What’s Lurking In Your Backyard? – #19 Ringtail Possum
This series looks at the variety of fauna that may be found in the suburban backyard or local reserve and the diversity may be surprising to some people. The obvious fauna are the vast array of birds that are readily seen by day and some by night, but there are numerous species that are nocturnal. Some of these nocturnal species people are familiar with as they tramp across the roof at night with what sounds like hobnail boots on, or they hear fighting in the backyard over food and territory. Others are cryptic and may only be seen infrequently when they enter the house for warmth and shelter. Each week I will highlight a different species that may be found in and around Melbourne’s backyards, parks and reserves, some may be familiar others less so.
#19 Common Ringtail Possum
The Common Ringtail Possum like the Common Brushtail Possum (What’s Lurking In Your Backyard #2) has adapted well to the changes associated with urban development. Ringtail Possums can be found in and around the suburban garden as well as the council parks and gardens searching for their favorite foodstuffs.
The Ringtail Possum is said to be about the size of a cat although a small one and has a prehensile tail which gives it the ability to hang onto branches, powerlines etc. as it scrambles around at night time. Primarily grey in colour it has a white tip to its tail and underbelly as well as around the eye. It also has a rusty orange/brown tinge around the face and flanks.
The Ringtail Possum can be found along the east coast of Australia and into South Australia. Rarely coming to ground it is primarily a tree dwelling species that can be found in most forest types including woodlands, forests and rainforest, along with dense scrub including the urban backyards.

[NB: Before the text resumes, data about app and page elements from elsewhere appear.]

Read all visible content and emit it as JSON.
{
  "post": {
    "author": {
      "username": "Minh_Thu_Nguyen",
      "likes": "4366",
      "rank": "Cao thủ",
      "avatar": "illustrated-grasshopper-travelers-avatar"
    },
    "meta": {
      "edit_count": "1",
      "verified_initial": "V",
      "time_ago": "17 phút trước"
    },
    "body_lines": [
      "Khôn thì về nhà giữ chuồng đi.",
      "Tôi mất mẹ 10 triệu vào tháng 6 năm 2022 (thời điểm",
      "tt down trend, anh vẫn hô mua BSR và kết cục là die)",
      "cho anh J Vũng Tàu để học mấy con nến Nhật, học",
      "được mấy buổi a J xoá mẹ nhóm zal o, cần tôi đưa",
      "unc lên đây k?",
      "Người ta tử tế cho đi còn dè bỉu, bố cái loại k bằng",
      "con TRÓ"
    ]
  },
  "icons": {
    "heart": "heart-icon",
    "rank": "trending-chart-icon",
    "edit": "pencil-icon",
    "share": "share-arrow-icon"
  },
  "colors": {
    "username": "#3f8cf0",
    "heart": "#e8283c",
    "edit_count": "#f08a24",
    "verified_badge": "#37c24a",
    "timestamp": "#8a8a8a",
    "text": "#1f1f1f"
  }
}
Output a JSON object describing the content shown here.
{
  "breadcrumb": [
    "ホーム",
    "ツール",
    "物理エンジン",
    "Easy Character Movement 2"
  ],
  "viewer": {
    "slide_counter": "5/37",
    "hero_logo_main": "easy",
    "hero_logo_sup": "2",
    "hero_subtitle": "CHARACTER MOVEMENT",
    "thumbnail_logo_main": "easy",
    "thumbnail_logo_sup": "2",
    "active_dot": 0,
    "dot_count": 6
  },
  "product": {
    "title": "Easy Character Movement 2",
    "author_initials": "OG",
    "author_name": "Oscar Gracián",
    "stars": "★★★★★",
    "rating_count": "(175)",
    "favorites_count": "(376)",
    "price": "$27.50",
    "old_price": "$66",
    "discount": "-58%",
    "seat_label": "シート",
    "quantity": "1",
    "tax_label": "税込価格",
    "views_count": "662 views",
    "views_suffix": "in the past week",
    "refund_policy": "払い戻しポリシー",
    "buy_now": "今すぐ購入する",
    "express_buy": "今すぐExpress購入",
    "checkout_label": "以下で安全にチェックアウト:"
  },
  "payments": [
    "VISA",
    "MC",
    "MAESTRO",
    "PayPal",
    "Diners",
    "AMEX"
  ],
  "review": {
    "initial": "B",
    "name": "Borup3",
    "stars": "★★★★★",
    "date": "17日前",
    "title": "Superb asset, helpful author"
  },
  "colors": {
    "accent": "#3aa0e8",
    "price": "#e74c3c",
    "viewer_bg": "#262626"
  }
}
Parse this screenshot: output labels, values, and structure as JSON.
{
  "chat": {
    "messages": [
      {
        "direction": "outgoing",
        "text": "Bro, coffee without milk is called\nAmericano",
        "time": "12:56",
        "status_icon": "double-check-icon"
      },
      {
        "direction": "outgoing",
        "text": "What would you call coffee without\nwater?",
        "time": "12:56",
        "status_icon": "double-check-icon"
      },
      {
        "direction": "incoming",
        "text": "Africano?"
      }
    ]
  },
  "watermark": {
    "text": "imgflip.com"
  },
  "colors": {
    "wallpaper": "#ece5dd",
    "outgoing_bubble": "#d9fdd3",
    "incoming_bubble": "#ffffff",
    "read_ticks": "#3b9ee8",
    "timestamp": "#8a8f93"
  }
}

This possum utilises a nest of twigs and back in a ball shape, which it constructs in a protected area in shrubs and tree forks. The nest is called a “drey“ and may have several of these scattered around its home range, which it will utilise over a period of time and share with one or more possum at a time.
The Ringtail Possum is nocturnal usually appears just after dark to undertake its nightly foray for food. Its diet consists of a variety of leaves of both native and introduced plants, as well as flowers and fruits. One of the peculiar habits of this possum is that it will eat its own faecal pellets. This enables it to digests its food twice to extract the maximum amount of nutrients.
During the early stage of the young’s life when the mother is feeding, the male will carry the young on his back and care for them. This phenomenon is only known in this possum species.
© Habitat Ecology 2012